[Entries taken from a collection]
◇ ◇ ◇
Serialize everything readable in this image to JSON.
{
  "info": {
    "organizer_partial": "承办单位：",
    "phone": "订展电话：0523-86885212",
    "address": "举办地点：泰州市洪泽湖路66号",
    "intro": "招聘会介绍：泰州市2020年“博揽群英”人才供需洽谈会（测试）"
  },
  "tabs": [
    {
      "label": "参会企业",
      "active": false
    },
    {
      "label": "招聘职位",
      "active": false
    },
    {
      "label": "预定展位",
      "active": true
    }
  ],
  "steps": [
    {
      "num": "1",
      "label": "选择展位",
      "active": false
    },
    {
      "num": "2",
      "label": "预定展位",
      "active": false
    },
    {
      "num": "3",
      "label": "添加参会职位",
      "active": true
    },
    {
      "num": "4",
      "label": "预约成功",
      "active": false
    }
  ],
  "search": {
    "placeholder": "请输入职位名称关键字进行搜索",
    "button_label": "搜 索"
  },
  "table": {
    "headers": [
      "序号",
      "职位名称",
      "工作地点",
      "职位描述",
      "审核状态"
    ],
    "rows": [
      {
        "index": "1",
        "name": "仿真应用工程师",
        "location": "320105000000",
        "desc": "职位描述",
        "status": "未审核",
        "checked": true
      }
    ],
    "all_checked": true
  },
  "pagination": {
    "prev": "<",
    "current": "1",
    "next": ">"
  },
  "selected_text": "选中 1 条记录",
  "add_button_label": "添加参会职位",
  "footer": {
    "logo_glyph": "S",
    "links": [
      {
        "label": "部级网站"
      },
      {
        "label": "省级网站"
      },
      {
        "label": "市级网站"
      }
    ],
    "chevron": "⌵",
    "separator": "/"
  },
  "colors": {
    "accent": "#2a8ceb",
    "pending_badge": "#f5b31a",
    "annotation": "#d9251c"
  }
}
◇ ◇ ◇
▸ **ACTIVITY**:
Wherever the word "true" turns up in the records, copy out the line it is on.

▸ **ANSWER SPACE**:
      "active": true
      "active": true
        "checked": true
    "all_checked": true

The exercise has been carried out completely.